“I Care a Lot”–Caregiver or Caretaker?

In this Netflix original movie, I Care a Lot, the highly successful court-appointed guardian, Marla Grayson (the astonishing Rosamund Pike of “Gone Girl” fame), masterminds a scheme to being appointed guardian of  wealthy elderly patients by the state court.   Marla is charged with  caring for the elderly who are identified by doctors as incompetent to manage their own health needs, daily living and assets.

Marla and her partner Fran (Eiza González) run a highly profitable hustle –a guardianship grift of elderly “wards of the state”.  To the judge who appoints her to be caregiver, she appears as highly professional, extraordinarily articulate, and convincing in asserting her qualifications. On first appearance, the onlooker sees a measured, seemingly trustworthy advocate for eldercare.    But underneath that veneer and polish, Marla is abusing a legal system by targeting wealthy seniors that actually aren’t incompetent,  throwing them in care facilities and assuming absolute control of their assets.  She understands this  system better than most: how she can manipulate (and sometimes) bribe doctors and the courts to her advantage,   essentially kidnapping the elderly, robbing them of  their assets, and separating them forever from their families.   She’s not a caregiver, not a caretaker.  She’s neither.  Marla’s an irresolute taker.
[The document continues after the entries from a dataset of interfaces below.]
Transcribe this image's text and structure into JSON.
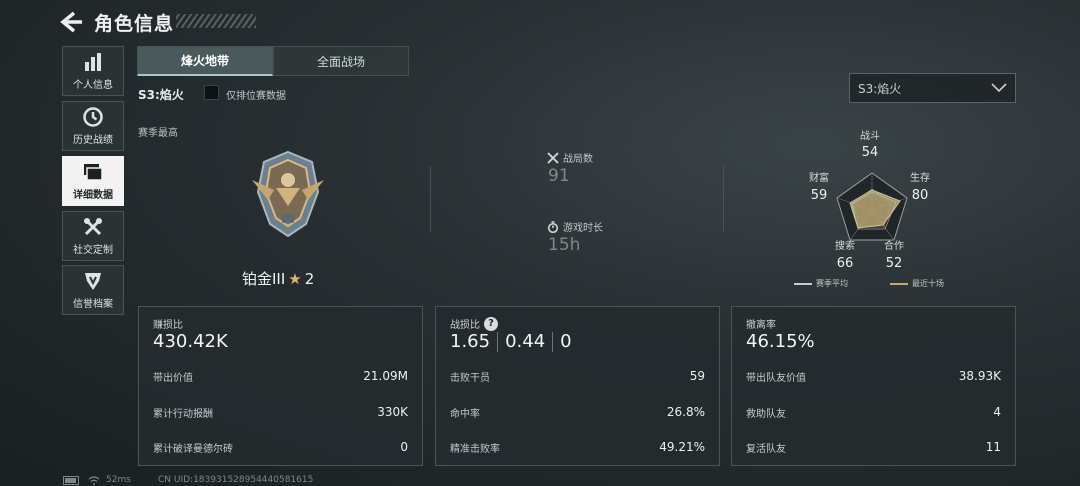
{
  "header": {
    "title": "角色信息"
  },
  "sidebar": {
    "items": [
      {
        "label": "个人信息",
        "icon": "bar-chart-icon",
        "active": false
      },
      {
        "label": "历史战绩",
        "icon": "clock-icon",
        "active": false
      },
      {
        "label": "详细数据",
        "icon": "cards-icon",
        "active": true
      },
      {
        "label": "社交定制",
        "icon": "tools-icon",
        "active": false
      },
      {
        "label": "信誉档案",
        "icon": "shield-icon",
        "active": false
      }
    ]
  },
  "tabs": [
    {
      "label": "烽火地带",
      "active": true
    },
    {
      "label": "全面战场",
      "active": false
    }
  ],
  "filter": {
    "season_label": "S3:焰火",
    "ranked_only_label": "仅排位赛数据",
    "ranked_only_checked": false,
    "season_select": "S3:焰火"
  },
  "season_best": {
    "label": "赛季最高",
    "rank_name": "铂金III",
    "rank_stars": "2",
    "rank_icon": "platinum-eagle-badge-icon"
  },
  "overview": {
    "matches_label": "战局数",
    "matches_value": "91",
    "playtime_label": "游戏时长",
    "playtime_value": "15h"
  },
  "radar": {
    "axes": [
      {
        "label": "战斗",
        "value": "54"
      },
      {
        "label": "生存",
        "value": "80"
      },
      {
        "label": "合作",
        "value": "52"
      },
      {
        "label": "搜索",
        "value": "66"
      },
      {
        "label": "财富",
        "value": "59"
      }
    ],
    "legend_season_avg": "赛季平均",
    "legend_recent": "最近十场",
    "colors": {
      "season_avg": "#c8cccc",
      "recent": "#c2ab72"
    }
  },
  "panels": {
    "profit": {
      "title": "赚损比",
      "value": "430.42K",
      "rows": [
        {
          "k": "带出价值",
          "v": "21.09M"
        },
        {
          "k": "累计行动报酬",
          "v": "330K"
        },
        {
          "k": "累计破译曼德尔砖",
          "v": "0"
        }
      ]
    },
    "combat": {
      "title": "战损比",
      "values": [
        "1.65",
        "0.44",
        "0"
      ],
      "rows": [
        {
          "k": "击败干员",
          "v": "59"
        },
        {
          "k": "命中率",
          "v": "26.8%"
        },
        {
          "k": "精准击败率",
          "v": "49.21%"
        }
      ]
    },
    "extract": {
      "title": "撤离率",
      "value": "46.15%",
      "rows": [
        {
          "k": "带出队友价值",
          "v": "38.93K"
        },
        {
          "k": "救助队友",
          "v": "4"
        },
        {
          "k": "复活队友",
          "v": "11"
        }
      ]
    }
  },
  "footer": {
    "ping": "52ms",
    "uid": "CN UID:183931528954440581615"
  }
}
And then the “cherry”–Jennifer Peterson (Dianne Wiest in an unforgettable performance)  is introduced to them by an unscrupulous physician.  A “cherry” is a very wealthy old person with no family or friends to look out for them, ready for the picking.  But,  unexpected trouble arises when Jennifer Peterson is not who she seems.  A very difficult “cherry” indeed.   The  predatory guardians, Marla and Fran, soon become the prey.

Unfortunately for Marla, Jennifer has an undisclosed and mysterious relationship with a powerful mobster (the delightfully malevolent Peter Dinklage from “Game of Thrones”) who will go to great lengths to protect Jennifer.  He releases her from Marla’s clutches.

It’s a stomach-churning ride with a lot of venom and dismay that people assigned to be guardians for the most vulnerable may get away with highly irregular, if not criminal behavior.   Resources are stretched allowing the court-appointed caregivers to  conceal bad acts  because they are  trusted.

They come in and steal under false pretenses and strip the victim of all credibility.   And Rosamund Pike’s and Peter Dinklage’s twitchy, angry staggering performances menace one another in a vicious death spiral. Until the very end of I Care a Lot the viewer is treated to unexpected twists and turns, in one traumatic scene after another.

What is most unsettling about I Care a Lot , however, is the picture it presents of eldercare:  Just park them, rob them, and then move on to the next one.  What seems like a  con game — a gangster’s operation–is taking advantage of loopholes in the law.  Watching Marla game the system to her own ends is far from comforting.  The viewer has to ask:  Is this amoral predator behavior really widespread?  Is the eldercare/guardianship system  susceptible  to people like Marla and Fran to manipulate? Do some guardians stretch the rules as far as they possibly can?

Make sure your parents and grandparents are protected at all costs!  I Care a Lot  is a cautionary tale for all of us!

Availability:  On Netflix streaming and Golden Globe-nominated for a best film.

“Gone Girl” –Fast and Furious

Gone Girl
Gone Girl

Probably the blockbuster film of 2014, “Gone Girl” has received both critical praise and Oscar buzz since its debut on October 3.

Sometimes, while bringing a book to life in a movie, a lot is lost in translation—-not in this case. Both the book and the film are so damn good, perhaps because the extraordinary author, Gillian Flynn, is also the screenwriter and she knows what is an essential distillation of the narrative.  Gone girl 2

 

 

The movie is a fast-paced dark and dangerous ride directed by the remarkable David Fincher (“Social Network”, and “The Curious Case of Benjamin Button”). Like the novel, the film leaves you questioning how well you truly know those around you, perhaps especially the person you married. Are there secrets you may never know? Marriages can hide a lot when everyone is watching. “Gone Girl” is about concepts of masculinity and femininity, our ideal partner, the one we fantasize about, not settle for, and most devastatingly, about the compromises we sometimes make. In the case of the marriage between Nick Dunne (a not-so-different role for Ben Affleck) and Amy Elliott Dunne (the impeccable Rosamund Pike of Masterpiece Theater acclaim) the power game is a withering and frightening cat-and-mouse game literally turned into a blood sport.

Every character was cast almost perfectly. The acting keeps you engaged at all times–wondering, could this really happen or is it too preposterous? The music—-very eerie, contributed to making the suspense even more chilling.

See this movie.